● **PROBLEM TO WORK ON**:
The word "chevron" may appear in some lines of the data; copy every such line.

EXERCISE MATERIAL below:

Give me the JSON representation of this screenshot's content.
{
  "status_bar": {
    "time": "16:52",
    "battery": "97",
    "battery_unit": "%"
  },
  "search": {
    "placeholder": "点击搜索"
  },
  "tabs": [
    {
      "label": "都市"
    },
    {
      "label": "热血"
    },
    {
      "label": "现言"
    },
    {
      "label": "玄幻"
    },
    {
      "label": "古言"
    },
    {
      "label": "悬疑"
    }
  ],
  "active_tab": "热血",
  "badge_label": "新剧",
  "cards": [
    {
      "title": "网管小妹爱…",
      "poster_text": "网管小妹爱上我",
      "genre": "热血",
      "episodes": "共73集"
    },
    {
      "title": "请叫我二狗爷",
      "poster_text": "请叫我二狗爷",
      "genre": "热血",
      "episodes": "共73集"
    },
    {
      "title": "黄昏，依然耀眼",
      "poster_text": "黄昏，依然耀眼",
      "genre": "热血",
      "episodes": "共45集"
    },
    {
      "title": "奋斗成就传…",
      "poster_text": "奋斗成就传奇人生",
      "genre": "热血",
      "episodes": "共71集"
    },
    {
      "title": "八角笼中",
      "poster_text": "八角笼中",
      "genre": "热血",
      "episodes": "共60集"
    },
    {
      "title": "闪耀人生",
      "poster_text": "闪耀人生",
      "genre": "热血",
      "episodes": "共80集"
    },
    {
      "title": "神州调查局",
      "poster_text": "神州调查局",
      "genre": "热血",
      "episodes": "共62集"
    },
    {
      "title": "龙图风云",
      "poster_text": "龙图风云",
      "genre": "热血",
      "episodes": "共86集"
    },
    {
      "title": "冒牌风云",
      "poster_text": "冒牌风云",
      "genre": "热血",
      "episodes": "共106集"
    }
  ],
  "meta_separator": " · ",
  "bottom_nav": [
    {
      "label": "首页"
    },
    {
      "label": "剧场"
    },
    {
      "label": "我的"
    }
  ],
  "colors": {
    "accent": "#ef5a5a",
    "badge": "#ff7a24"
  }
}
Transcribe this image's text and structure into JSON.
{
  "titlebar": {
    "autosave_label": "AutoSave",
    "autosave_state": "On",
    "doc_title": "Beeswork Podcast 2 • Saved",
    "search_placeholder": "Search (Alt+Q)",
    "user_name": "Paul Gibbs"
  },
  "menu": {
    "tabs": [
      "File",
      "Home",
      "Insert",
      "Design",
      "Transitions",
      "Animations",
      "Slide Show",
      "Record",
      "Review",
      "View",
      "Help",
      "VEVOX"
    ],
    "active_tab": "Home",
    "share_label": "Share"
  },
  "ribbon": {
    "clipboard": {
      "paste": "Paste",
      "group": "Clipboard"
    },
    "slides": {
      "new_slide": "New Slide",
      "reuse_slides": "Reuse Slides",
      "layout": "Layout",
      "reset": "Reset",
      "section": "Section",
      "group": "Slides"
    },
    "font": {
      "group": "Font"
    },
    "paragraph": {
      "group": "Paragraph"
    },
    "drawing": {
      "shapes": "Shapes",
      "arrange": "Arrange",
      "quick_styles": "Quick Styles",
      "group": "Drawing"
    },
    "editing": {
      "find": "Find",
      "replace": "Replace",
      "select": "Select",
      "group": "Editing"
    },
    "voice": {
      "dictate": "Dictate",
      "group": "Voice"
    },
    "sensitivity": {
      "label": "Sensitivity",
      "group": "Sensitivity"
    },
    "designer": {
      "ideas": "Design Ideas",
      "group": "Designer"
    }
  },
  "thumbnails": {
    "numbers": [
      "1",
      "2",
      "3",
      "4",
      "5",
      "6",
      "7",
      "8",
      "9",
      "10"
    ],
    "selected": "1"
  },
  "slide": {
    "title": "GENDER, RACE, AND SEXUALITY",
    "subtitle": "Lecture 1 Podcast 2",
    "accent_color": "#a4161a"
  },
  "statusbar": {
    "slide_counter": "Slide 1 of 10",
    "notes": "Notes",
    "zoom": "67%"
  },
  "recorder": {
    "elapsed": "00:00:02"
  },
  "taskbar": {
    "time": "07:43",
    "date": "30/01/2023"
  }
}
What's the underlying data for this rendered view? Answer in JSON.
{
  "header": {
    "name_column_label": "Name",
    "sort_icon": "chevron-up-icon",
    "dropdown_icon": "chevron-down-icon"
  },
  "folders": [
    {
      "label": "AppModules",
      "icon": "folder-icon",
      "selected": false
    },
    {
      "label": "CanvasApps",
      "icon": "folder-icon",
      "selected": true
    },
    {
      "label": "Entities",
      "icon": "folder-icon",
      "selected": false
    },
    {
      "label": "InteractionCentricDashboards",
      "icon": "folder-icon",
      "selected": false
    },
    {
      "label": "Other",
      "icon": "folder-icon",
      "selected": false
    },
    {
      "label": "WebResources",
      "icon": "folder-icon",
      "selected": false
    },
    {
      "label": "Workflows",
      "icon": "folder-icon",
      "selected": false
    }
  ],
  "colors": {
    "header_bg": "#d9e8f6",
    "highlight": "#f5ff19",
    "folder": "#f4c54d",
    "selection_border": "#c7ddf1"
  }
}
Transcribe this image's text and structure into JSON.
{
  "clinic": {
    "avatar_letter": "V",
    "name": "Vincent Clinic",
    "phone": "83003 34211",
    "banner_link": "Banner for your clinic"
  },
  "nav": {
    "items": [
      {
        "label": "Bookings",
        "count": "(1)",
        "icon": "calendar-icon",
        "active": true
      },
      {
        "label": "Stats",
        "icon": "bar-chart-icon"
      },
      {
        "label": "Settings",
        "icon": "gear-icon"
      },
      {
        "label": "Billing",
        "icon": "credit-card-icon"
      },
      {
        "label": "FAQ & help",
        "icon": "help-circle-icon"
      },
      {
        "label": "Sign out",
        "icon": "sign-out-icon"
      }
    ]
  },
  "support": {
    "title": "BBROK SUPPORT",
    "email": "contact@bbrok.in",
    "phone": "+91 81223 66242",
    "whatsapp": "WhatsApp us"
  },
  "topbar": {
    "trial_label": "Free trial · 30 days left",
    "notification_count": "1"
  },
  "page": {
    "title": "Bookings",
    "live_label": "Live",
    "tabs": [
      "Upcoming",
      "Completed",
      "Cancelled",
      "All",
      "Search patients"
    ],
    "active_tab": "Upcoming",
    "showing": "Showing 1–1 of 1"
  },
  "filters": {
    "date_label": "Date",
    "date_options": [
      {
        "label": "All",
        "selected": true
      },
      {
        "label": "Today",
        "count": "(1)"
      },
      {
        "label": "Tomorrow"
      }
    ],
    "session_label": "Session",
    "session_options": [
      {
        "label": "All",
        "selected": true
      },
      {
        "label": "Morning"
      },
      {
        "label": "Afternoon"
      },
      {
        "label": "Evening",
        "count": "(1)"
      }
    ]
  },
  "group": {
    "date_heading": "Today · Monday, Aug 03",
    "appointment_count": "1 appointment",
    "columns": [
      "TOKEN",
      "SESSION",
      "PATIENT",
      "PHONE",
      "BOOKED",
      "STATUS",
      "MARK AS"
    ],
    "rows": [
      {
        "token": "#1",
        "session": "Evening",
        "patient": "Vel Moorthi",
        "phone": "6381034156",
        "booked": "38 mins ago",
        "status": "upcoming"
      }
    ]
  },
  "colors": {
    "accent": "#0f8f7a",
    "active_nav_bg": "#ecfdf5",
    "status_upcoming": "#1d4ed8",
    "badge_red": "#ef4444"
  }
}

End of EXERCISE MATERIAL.

● **OUTPUT**:
    "sort_icon": "chevron-up-icon",
    "dropdown_icon": "chevron-down-icon"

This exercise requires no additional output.